About six months before the last general elections there had arisen an opportunity for the Congress Party to mend its ways. At that time the party had many strong leaders on its ranks like Chidambaram, Kapil Sibal, Manish Tiwari, Anand Sharma and so on who could have assumed the role of a PM candidate for the party. If one such leader had been projected as the Congress Party’s PM candidate at the appropriate time the party would not have suffered the humiliating defeat it suffered in the elections.

These tall leaders who could have revived the party at a crucial juncture are now almost as good as retired. These are leaders whose time has now passed and they may never come back into active politics. But if, at the appropriate time, these leaders were assigned a role befitting their capabilities Congress would not have suffered the type of washout it encountered on the political scene.

These leaders may never again come back to rescue the party in the future. If the party has to look ahead it should go hunting for fresh young talent. Rahul can still hold the nominal post of a party president. But hoping for new faces in the Nehru family to provide glamour to the party will only lead the party to its next disaster. Induction of new blood into the party will provide it the only hope for the future. For this, party building efforts will have to start right now.

Unless a new direction is given to the Congress Party, it will soon vanish from the national scene and Modi’s dream of a Congress-Mukt-Bharat will become a reality. Congress considers BJP to be a communal party. If Congress actually believes so, it should provide an alternative. There is a vacuum out there. The dream of ‘achhe-din’ is not going to last forever. There has to emerge some force to fill the communal vacuum. This force could be the revived and revamped Congress Party or it could be the Secular Front of which we talk next.

Before the general election there was the talk of a Third Front which didn’t actually take off. If the Third Front had actually crystallized before the general elections the BJP may never have come to power. We might have most likely seen a Third Front government at the center supported by the Congress Party from outside. All is still not lost for the idea of an alternate front. The vacuum that has been generated on the political front of which we talked about earlier can be filled by a Secular Front. If the smaller non-BJP parties operating in various states unite together to form a Secular Front before the next general elections there is still hope of providing an alternative to the BJP.
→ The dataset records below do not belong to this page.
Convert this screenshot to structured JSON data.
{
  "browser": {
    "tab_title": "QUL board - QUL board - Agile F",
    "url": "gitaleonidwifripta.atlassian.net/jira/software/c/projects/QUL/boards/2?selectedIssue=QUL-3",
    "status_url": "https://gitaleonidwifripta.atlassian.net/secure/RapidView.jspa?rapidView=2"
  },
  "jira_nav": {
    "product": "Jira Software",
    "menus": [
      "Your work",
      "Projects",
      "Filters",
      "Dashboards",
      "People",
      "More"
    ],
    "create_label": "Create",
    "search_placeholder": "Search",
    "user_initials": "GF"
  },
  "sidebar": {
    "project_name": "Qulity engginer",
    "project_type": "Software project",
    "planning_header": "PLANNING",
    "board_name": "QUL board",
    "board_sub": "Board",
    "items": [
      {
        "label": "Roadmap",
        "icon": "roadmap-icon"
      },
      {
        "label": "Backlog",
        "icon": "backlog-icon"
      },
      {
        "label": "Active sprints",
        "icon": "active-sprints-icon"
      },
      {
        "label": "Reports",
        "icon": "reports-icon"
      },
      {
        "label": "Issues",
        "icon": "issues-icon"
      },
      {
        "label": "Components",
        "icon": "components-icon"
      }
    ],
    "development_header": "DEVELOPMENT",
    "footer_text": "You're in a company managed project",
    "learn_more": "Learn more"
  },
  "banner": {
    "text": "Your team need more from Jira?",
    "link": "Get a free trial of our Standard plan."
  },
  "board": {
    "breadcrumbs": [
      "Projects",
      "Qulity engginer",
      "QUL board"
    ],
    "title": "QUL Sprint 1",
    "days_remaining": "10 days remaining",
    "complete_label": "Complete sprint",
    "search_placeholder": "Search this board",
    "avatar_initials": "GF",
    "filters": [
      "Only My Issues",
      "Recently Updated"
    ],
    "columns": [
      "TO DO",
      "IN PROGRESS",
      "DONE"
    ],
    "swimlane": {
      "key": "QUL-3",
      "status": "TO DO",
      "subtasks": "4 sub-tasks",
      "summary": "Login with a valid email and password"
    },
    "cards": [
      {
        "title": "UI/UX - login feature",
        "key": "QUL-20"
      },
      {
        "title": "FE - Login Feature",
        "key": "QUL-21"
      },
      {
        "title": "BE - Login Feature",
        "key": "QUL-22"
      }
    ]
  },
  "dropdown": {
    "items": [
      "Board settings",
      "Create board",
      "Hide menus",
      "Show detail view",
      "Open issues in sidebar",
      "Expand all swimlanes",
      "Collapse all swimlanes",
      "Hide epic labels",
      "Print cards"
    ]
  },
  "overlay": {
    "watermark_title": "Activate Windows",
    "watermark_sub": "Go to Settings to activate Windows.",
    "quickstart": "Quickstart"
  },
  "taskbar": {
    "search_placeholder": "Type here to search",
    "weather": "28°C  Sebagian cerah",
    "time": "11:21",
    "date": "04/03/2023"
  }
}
As conditions stand today BJP is the dominating force in the Indian political scenario. While this one party domination may be helpful in bringing about reforms in the economic scene it cannot be considered good for a healthy democracy. The BJP could prevent the Congress Party from assuming the role of the principal opposition party in Parliament. But this state of affairs does not augur well for the country’s democratic future. There is also the charge that the BJP is a communalistic party. The need of the hour is therefore to see that a viable opposition emerges to the ruling dispensation at the center. As we saw earlier this alternative could come from a rejuvenated Congress Party or a Secular Front or a combination of both.